Officially retiring as the institute's first director, on July 1, the UC Davis veterinary medicine professor cites the globalization of the food supply as "the greatest challenge to safe and secure food."
Gillespie finds the U.S. food safety net woefully inadequate, noting that "none of the approximately 20 federal food safety regulatory agencies are equipped, staffed or funded in a manner that will enable them to monitor and regulate the global food continua."
Thirty years of inadequate funding for food safety research has left the U.S. vulnerable to a food-targeted bioterror attack, Gillespie says, a frightening situation that WIFSS and UC Davis are addressing through "the only Department of Homeland Security certified, comprehensive agro-terrorism preparedness curriculum."
Six daylong courses offered in more than 100 communities nationwide "assist communities and companies to build capable response and recovery teams in case of agroterrorism or a major natural foodsystem disaster," Gillespie explains.
Another WIFSS mainstay basic research — has focused on two issues: what factors sustain food-borne pathogens and what mechanisms cause specific pathogen strains to become more harmful.
In the process, "one of our researchers devised ways to eliminate harmful Salmonella bacteria from almond products," Gillespie says.

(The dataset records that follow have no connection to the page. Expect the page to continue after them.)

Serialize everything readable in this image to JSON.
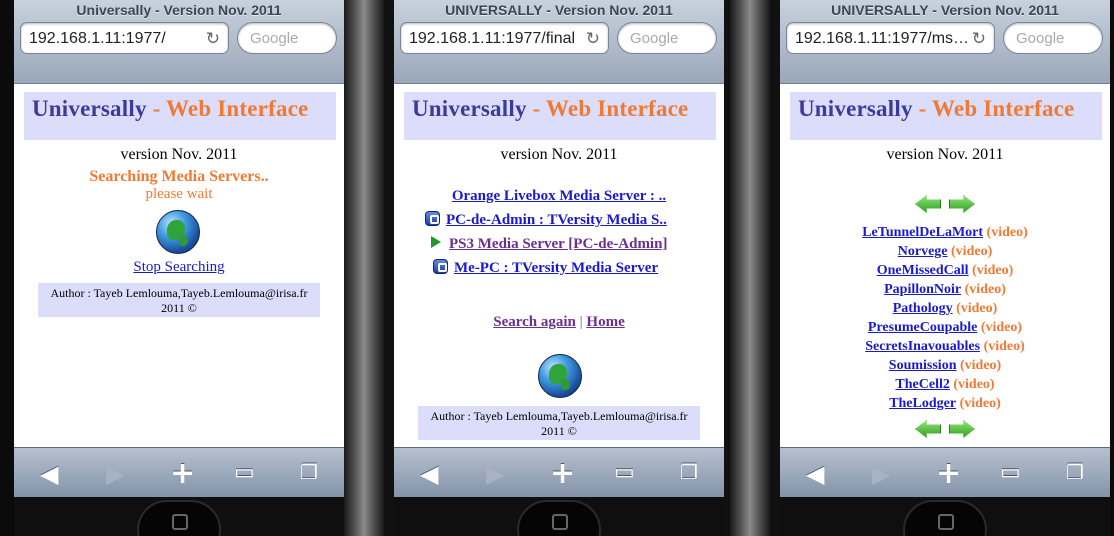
{
  "screen1": {
    "window_title": "Universally - Version Nov. 2011",
    "url": "192.168.1.11:1977/",
    "search_placeholder": "Google",
    "header_part1": "Universally",
    "header_part2": "- Web Interface",
    "version": "version Nov. 2011",
    "status": "Searching Media Servers..",
    "wait": "please wait",
    "stop_link": "Stop Searching",
    "author_line1": "Author : Tayeb Lemlouma,Tayeb.Lemlouma@irisa.fr",
    "author_line2": "2011 ©"
  },
  "screen2": {
    "window_title": "UNIVERSALLY - Version Nov. 2011",
    "url": "192.168.1.11:1977/final",
    "search_placeholder": "Google",
    "header_part1": "Universally",
    "header_part2": "- Web Interface",
    "version": "version Nov. 2011",
    "servers": [
      "Orange Livebox Media Server : ..",
      "PC-de-Admin : TVersity Media S..",
      "PS3 Media Server [PC-de-Admin]",
      "Me-PC : TVersity Media Server"
    ],
    "search_again": "Search again",
    "separator": "|",
    "home": "Home",
    "author_line1": "Author : Tayeb Lemlouma,Tayeb.Lemlouma@irisa.fr",
    "author_line2": "2011 ©"
  },
  "screen3": {
    "window_title": "UNIVERSALLY - Version Nov. 2011",
    "url": "192.168.1.11:1977/ms…",
    "search_placeholder": "Google",
    "header_part1": "Universally",
    "header_part2": "- Web Interface",
    "version": "version Nov. 2011",
    "videos": [
      {
        "title": "LeTunnelDeLaMort",
        "type": "(video)"
      },
      {
        "title": "Norvege",
        "type": "(video)"
      },
      {
        "title": "OneMissedCall",
        "type": "(video)"
      },
      {
        "title": "PapillonNoir",
        "type": "(video)"
      },
      {
        "title": "Pathology",
        "type": "(video)"
      },
      {
        "title": "PresumeCoupable",
        "type": "(video)"
      },
      {
        "title": "SecretsInavouables",
        "type": "(video)"
      },
      {
        "title": "Soumission",
        "type": "(video)"
      },
      {
        "title": "TheCell2",
        "type": "(video)"
      },
      {
        "title": "TheLodger",
        "type": "(video)"
      }
    ]
  },
  "toolbar_icons": [
    "back-icon",
    "forward-icon",
    "add-bookmark-icon",
    "bookmarks-icon",
    "pages-icon"
  ],
  "colors": {
    "header_bg": "#dcdcfb",
    "title_blue": "#3b3c9a",
    "accent_orange": "#f07a33",
    "link_blue": "#1a1acc"
  }
}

Citing a "core value of WIFSS — building and sustaining partnerships," Gillespie credits a uniquely UC Davis interdisciplinary approach with an even more significant success: ruling out migratory birds as a source of contamination during the recent lettuce and spinach disease outbreaks.
"To the extent that we have achieved success," Gillespie says, "it is no doubt due to interdisciplinary research."